- **Problem details**
Restate each of the lines below word for word and drop every picture.

(Data records)
········
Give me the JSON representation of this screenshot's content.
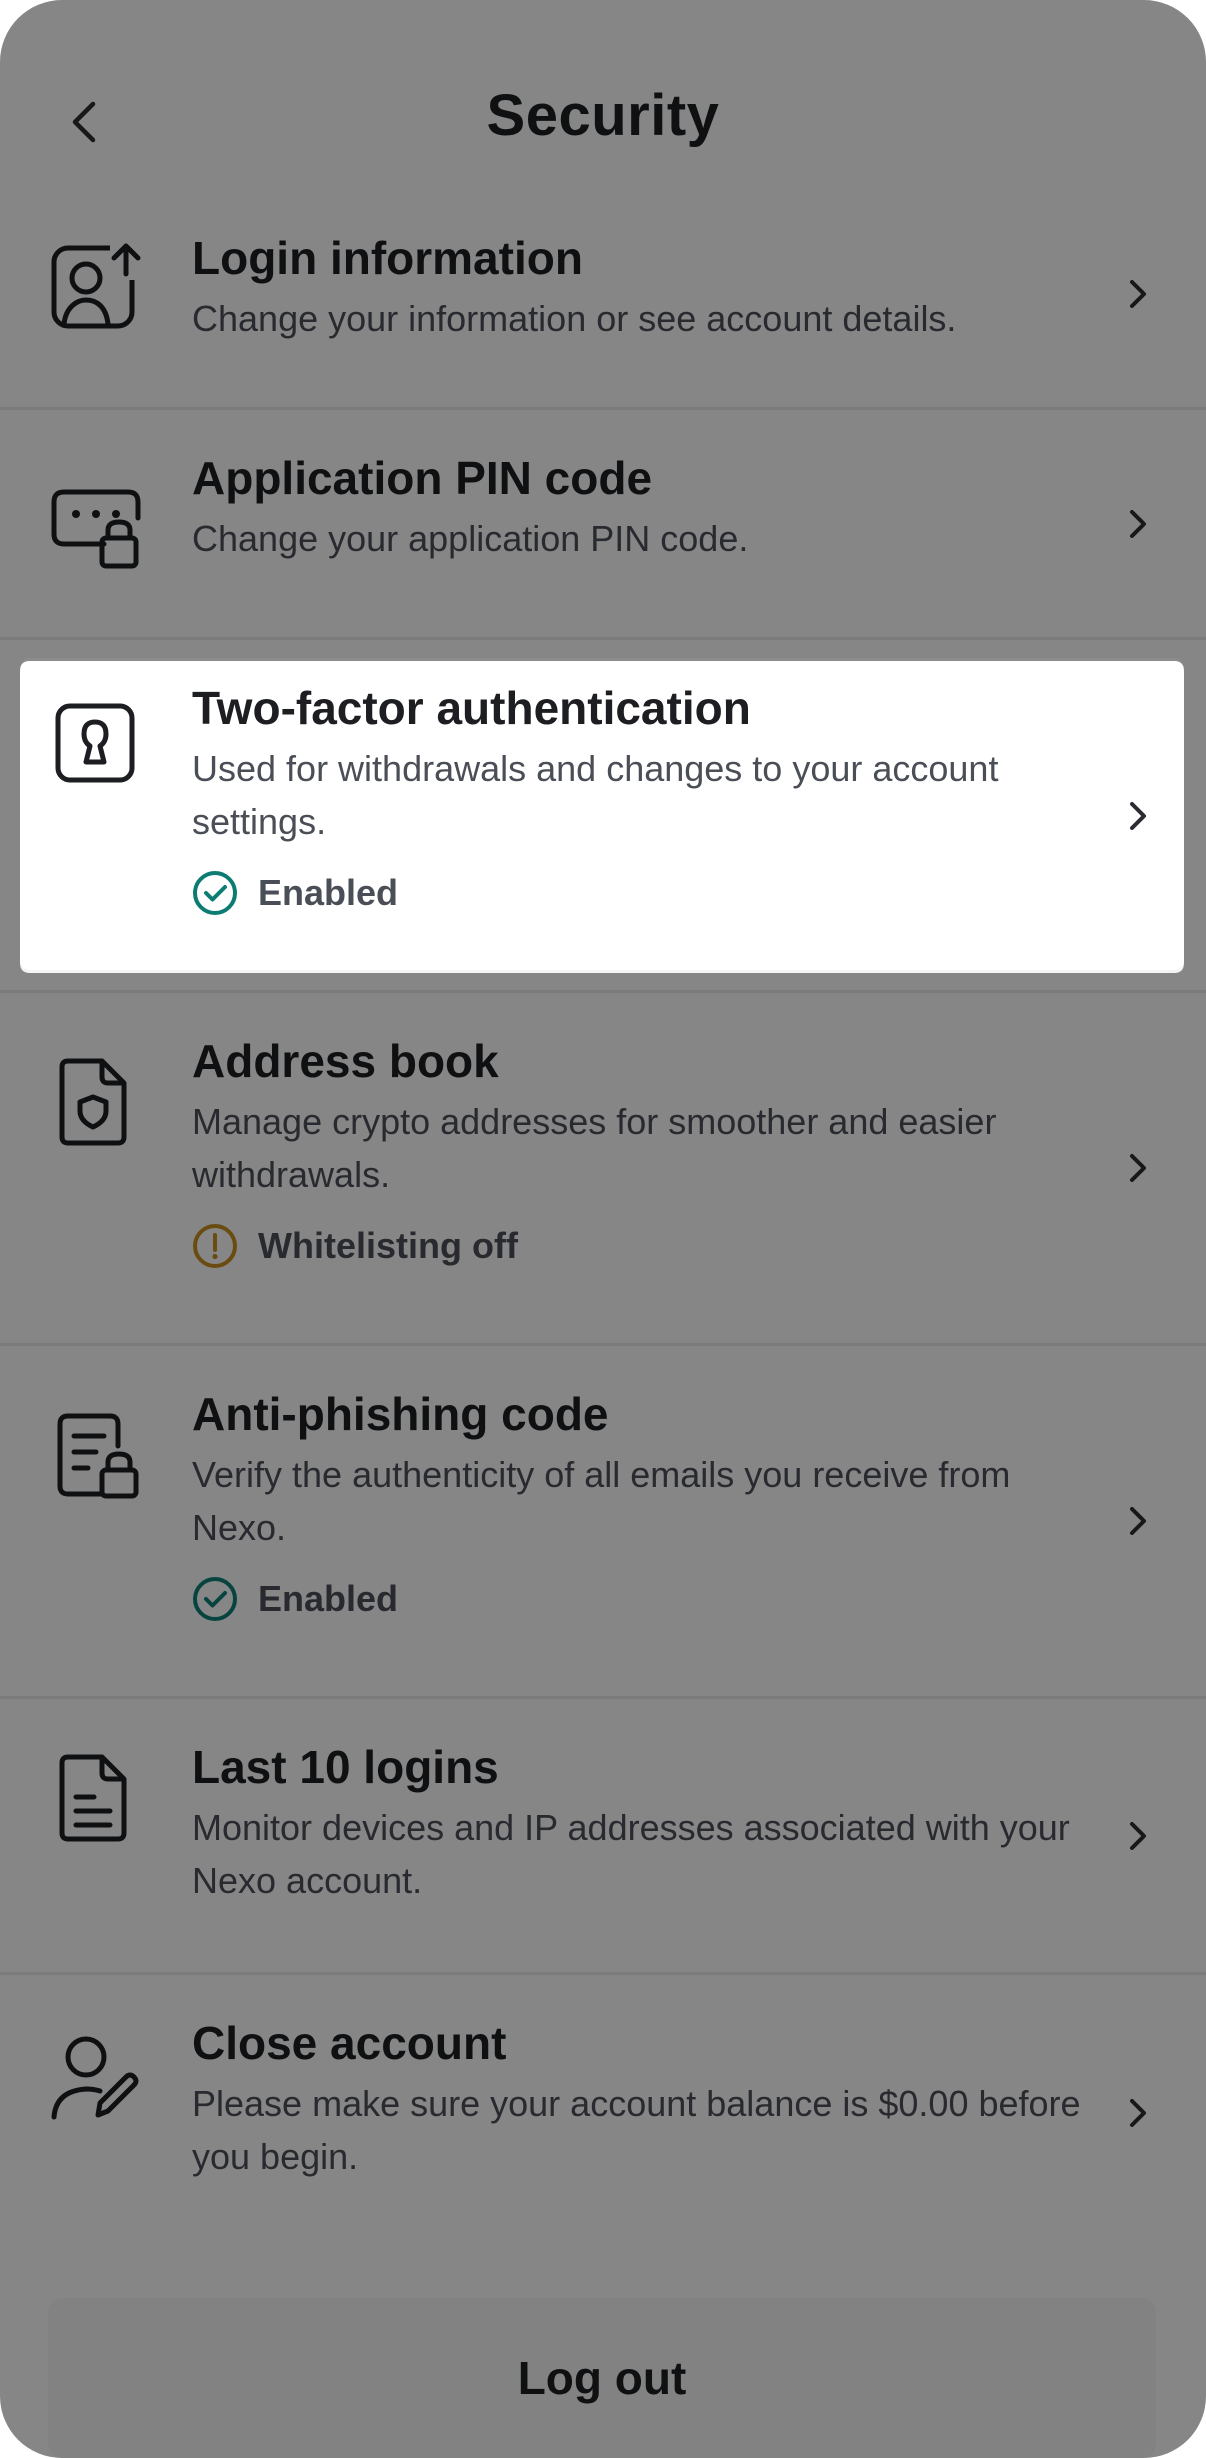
{
  "header": {
    "title": "Security"
  },
  "items": [
    {
      "title": "Login information",
      "desc": "Change your information or see account details.",
      "icon": "user-upload-icon"
    },
    {
      "title": "Application PIN code",
      "desc": "Change your application PIN code.",
      "icon": "pin-lock-icon"
    },
    {
      "title": "Two-factor authentication",
      "desc": "Used for withdrawals and changes to your account settings.",
      "status": "Enabled",
      "status_icon": "check-circle-icon",
      "status_color": "#0d7d73",
      "icon": "keyhole-icon"
    },
    {
      "title": "Address book",
      "desc": "Manage crypto addresses for smoother and easier withdrawals.",
      "status": "Whitelisting off",
      "status_icon": "warning-circle-icon",
      "status_color": "#c28a1e",
      "icon": "shield-document-icon"
    },
    {
      "title": "Anti-phishing code",
      "desc": "Verify the authenticity of all emails you receive from Nexo.",
      "status": "Enabled",
      "status_icon": "check-circle-icon",
      "status_color": "#0d7d73",
      "icon": "locked-document-icon"
    },
    {
      "title": "Last 10 logins",
      "desc": "Monitor devices and IP addresses associated with your Nexo account.",
      "icon": "document-list-icon"
    },
    {
      "title": "Close account",
      "desc": "Please make sure your account balance is $0.00 before you begin.",
      "icon": "user-edit-icon"
    }
  ],
  "footer": {
    "logout_label": "Log out"
  },
  "colors": {
    "overlay": "rgba(0,0,0,0.45)",
    "enabled": "#0d7d73",
    "warning": "#c28a1e"
  }
}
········
- **Answer section**
Give me the JSON representation of this screenshot's content.
{
  "header": {
    "title": "Security"
  },
  "items": [
    {
      "title": "Login information",
      "desc": "Change your information or see account details.",
      "icon": "user-upload-icon"
    },
    {
      "title": "Application PIN code",
      "desc": "Change your application PIN code.",
      "icon": "pin-lock-icon"
    },
    {
      "title": "Two-factor authentication",
      "desc": "Used for withdrawals and changes to your account settings.",
      "status": "Enabled",
      "status_icon": "check-circle-icon",
      "status_color": "#0d7d73",
      "icon": "keyhole-icon"
    },
    {
      "title": "Address book",
      "desc": "Manage crypto addresses for smoother and easier withdrawals.",
      "status": "Whitelisting off",
      "status_icon": "warning-circle-icon",
      "status_color": "#c28a1e",
      "icon": "shield-document-icon"
    },
    {
      "title": "Anti-phishing code",
      "desc": "Verify the authenticity of all emails you receive from Nexo.",
      "status": "Enabled",
      "status_icon": "check-circle-icon",
      "status_color": "#0d7d73",
      "icon": "locked-document-icon"
    },
    {
      "title": "Last 10 logins",
      "desc": "Monitor devices and IP addresses associated with your Nexo account.",
      "icon": "document-list-icon"
    },
    {
      "title": "Close account",
      "desc": "Please make sure your account balance is $0.00 before you begin.",
      "icon": "user-edit-icon"
    }
  ],
  "footer": {
    "logout_label": "Log out"
  },
  "colors": {
    "overlay": "rgba(0,0,0,0.45)",
    "enabled": "#0d7d73",
    "warning": "#c28a1e"
  }
}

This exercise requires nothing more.